“I have been trying to ban the indiscriminate use of devices like the M-44 for decades,” U.S. Rep. Peter DeFazio said in a statement to The Oregonian/OregonLive. “The use of this device by Wildlife Services led to the death of an innocent wolf, has previously killed domestic dogs, and sooner or later, will kill a child.”
DeFazio introduced a bill in 2012 to ban the M-44, which has been used to kill thousands of animals. According to the government’s website, some 383 wolves have been killed in eight states by the agency.

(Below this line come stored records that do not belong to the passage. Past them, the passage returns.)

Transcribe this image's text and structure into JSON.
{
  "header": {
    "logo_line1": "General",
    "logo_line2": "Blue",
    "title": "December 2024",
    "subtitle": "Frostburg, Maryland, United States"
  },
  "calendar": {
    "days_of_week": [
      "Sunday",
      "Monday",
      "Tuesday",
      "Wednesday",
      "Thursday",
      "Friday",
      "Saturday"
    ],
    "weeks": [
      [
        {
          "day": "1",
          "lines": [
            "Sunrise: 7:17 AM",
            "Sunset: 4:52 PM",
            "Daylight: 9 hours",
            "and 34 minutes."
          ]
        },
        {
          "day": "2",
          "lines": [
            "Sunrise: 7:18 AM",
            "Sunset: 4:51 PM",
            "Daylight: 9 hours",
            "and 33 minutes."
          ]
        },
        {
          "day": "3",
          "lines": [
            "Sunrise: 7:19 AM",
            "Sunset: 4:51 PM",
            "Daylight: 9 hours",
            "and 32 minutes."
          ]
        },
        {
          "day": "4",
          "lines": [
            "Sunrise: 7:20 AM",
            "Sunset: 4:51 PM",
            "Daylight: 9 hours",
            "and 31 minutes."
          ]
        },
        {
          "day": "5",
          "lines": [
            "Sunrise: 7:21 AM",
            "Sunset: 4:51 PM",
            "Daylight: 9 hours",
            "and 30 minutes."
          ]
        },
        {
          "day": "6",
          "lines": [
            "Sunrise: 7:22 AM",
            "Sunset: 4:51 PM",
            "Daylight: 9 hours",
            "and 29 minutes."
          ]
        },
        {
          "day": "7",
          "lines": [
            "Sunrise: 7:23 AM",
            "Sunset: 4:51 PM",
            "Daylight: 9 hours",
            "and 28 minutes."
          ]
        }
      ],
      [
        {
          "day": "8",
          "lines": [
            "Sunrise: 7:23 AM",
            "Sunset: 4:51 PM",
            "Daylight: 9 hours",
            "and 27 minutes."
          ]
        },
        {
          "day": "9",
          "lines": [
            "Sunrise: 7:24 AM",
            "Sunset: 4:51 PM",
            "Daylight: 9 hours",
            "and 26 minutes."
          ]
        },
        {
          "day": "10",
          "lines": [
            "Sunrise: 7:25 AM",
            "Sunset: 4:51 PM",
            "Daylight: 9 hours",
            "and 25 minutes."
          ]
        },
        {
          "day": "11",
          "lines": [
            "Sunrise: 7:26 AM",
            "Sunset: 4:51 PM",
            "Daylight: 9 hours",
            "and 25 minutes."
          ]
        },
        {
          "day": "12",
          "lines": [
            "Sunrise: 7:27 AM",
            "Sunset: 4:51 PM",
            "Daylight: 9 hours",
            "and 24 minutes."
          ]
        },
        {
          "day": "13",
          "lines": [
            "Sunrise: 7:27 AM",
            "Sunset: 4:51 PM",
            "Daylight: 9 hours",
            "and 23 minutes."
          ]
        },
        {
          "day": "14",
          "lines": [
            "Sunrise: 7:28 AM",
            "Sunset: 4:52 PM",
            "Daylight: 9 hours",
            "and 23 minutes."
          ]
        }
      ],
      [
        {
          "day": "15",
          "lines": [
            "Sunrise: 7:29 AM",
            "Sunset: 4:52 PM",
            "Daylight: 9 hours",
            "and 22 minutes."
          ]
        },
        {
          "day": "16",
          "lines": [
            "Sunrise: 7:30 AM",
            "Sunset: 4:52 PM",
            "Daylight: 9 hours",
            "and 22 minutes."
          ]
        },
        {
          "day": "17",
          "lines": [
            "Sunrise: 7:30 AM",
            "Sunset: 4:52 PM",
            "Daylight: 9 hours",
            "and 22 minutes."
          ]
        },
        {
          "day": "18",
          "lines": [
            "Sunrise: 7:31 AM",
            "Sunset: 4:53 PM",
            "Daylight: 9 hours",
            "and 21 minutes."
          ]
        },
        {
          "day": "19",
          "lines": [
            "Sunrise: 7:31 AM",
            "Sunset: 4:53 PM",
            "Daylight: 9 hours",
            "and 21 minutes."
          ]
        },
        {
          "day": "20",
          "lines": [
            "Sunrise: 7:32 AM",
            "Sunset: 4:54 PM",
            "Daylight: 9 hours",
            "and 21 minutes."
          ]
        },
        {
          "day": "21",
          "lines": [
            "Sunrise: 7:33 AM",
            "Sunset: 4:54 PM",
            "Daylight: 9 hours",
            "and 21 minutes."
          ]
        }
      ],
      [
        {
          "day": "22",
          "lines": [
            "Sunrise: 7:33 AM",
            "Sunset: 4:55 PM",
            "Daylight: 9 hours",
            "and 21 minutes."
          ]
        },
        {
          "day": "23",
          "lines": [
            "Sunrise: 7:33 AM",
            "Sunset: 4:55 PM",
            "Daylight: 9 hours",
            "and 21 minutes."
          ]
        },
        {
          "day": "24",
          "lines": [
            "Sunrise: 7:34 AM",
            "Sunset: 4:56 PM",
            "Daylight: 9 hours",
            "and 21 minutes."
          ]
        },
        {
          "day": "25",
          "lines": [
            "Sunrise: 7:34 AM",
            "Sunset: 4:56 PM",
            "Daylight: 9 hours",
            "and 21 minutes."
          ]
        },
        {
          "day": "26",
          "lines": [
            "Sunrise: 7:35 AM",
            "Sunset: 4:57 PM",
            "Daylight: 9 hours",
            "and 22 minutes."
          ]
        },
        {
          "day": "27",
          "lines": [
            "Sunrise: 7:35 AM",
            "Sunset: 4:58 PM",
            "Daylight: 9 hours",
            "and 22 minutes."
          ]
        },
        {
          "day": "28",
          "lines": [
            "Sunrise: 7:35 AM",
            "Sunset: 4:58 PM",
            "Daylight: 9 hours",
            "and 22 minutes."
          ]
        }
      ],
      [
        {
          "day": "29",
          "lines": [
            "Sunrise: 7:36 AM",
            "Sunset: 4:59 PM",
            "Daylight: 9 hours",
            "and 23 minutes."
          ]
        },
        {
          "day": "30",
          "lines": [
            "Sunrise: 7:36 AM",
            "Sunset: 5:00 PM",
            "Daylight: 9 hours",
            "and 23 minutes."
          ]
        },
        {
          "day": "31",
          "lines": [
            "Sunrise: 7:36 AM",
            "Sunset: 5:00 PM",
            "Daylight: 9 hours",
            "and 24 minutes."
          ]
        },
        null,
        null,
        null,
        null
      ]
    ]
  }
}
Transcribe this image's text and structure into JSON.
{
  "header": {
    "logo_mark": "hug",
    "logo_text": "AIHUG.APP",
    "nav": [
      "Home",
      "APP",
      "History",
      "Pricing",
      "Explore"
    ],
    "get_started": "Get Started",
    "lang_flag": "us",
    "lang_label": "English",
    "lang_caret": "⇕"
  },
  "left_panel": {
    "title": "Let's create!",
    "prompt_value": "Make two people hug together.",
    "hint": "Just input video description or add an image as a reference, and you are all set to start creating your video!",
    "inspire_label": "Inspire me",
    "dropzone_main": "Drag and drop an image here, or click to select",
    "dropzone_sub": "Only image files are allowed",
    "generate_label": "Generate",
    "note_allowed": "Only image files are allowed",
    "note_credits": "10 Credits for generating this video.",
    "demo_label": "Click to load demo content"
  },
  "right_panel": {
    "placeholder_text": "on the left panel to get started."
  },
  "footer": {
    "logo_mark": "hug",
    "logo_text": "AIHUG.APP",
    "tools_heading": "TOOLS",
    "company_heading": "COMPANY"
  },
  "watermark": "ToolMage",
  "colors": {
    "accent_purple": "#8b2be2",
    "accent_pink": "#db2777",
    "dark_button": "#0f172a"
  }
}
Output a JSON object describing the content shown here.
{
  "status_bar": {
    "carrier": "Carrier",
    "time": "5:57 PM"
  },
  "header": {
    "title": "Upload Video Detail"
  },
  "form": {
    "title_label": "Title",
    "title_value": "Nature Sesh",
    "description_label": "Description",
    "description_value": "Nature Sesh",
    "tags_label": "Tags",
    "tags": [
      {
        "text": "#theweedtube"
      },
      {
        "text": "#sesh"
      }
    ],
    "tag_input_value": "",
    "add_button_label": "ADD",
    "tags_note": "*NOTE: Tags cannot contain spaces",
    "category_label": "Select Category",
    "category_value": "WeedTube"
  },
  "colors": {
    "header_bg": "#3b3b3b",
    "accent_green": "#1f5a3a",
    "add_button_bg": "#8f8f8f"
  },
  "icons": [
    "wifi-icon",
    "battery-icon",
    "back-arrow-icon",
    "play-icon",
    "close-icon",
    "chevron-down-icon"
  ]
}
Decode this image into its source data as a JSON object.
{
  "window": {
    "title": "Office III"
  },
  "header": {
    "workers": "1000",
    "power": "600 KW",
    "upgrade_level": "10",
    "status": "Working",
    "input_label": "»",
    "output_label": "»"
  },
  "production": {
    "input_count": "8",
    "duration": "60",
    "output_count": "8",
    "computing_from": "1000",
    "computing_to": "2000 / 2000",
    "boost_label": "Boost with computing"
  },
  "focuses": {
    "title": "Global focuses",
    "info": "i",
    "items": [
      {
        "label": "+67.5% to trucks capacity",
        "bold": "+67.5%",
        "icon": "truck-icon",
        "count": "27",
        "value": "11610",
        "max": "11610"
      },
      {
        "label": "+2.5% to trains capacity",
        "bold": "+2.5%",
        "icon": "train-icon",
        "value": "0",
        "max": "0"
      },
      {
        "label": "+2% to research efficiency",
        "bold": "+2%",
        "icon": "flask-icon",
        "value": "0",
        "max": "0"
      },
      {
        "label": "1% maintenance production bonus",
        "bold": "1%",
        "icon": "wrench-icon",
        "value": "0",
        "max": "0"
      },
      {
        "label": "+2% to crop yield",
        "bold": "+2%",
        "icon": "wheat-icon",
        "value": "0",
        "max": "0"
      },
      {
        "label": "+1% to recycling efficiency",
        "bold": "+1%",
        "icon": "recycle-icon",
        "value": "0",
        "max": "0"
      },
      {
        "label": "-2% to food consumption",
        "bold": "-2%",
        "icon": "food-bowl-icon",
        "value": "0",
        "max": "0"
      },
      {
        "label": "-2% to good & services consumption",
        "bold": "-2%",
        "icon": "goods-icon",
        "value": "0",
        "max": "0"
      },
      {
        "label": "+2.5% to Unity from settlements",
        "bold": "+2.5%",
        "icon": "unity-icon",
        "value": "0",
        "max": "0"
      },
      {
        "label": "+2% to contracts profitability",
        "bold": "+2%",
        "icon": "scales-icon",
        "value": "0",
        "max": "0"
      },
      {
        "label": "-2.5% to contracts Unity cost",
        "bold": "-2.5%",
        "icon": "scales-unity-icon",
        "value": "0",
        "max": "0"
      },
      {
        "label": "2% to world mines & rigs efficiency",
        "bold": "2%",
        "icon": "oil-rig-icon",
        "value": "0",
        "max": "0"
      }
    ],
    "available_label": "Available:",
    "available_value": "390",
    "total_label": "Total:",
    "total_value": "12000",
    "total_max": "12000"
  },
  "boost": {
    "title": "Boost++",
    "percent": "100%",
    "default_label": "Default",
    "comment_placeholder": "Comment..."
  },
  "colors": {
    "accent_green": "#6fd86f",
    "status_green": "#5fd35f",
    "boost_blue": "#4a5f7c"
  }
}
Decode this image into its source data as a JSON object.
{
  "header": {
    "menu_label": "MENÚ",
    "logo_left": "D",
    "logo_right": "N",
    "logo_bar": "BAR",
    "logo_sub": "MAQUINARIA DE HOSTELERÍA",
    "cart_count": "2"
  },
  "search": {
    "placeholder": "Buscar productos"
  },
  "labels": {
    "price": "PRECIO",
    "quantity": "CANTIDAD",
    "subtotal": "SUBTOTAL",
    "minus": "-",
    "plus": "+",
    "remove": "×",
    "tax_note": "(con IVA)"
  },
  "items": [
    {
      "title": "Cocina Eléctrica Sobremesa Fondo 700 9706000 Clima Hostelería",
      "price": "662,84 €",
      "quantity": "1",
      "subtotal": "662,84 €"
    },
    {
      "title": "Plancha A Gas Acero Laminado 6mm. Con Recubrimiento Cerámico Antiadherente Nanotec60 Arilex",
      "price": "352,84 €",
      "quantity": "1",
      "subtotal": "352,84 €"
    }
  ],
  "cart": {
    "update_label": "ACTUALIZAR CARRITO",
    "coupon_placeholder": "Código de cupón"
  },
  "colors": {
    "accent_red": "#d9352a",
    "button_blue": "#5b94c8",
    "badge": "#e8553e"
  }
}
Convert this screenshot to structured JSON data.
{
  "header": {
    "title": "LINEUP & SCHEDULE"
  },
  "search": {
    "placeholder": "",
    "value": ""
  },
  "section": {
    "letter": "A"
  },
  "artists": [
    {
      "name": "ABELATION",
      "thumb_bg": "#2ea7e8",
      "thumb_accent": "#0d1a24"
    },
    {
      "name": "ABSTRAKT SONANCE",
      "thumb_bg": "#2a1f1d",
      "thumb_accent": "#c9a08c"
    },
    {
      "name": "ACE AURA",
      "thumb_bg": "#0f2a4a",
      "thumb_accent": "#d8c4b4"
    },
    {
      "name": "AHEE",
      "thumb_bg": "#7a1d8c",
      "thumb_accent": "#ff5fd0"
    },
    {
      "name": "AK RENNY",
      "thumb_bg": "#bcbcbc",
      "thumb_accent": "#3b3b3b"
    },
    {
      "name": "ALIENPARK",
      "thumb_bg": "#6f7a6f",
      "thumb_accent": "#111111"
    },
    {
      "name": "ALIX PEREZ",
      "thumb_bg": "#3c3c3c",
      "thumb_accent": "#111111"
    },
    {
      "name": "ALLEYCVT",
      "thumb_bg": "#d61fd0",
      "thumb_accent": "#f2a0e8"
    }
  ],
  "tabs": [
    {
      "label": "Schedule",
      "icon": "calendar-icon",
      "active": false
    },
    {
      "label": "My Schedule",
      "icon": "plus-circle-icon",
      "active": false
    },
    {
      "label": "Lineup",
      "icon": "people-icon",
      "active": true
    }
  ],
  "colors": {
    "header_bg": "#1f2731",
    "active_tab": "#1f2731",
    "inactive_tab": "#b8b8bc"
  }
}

“The federal government should not be using these extreme measures,” DeFazio said. “It’s time to stop subsidizing ranchers’ livestock protection efforts with taxpayer dollars and end the unchecked authority of Wildlife Services once and for all.”
Brooks Fahy, executive director of the Eugene-based nonprofit Predator Defense, said he was not surprised to learn an M-44 had killed a wolf in Oregon.
He also doubted that the wolf’s death was the first in Oregon.
“Besides putting wolves and non-target species at risk,” he said, “they also put domestic pets and people at risk. They’re extraordinarily dangerous.”
He also described the incident as “troubling.”
“This will not be the last time as long as M44s are allowed,” he said.
Hargrave, the state official, said M-44s were forbidden in areas where wolves are known to roam when the animals were listed under the state’s endangered species act.
According to a state permit document outlining situations in which a wolf could be accidentally killed – termed an “incidental take” – M-44s could “not be used in occupied wolf range.” Permit applicants also had to take broader protections, including prohibiting some traps or snares within three miles of known wolf territory.
Once wolves were removed from the endangered list in Oregon, Hargrave said, the state continued to discuss keeping those protections in place.
The animal killed Sunday was in an area known to be home to wolves.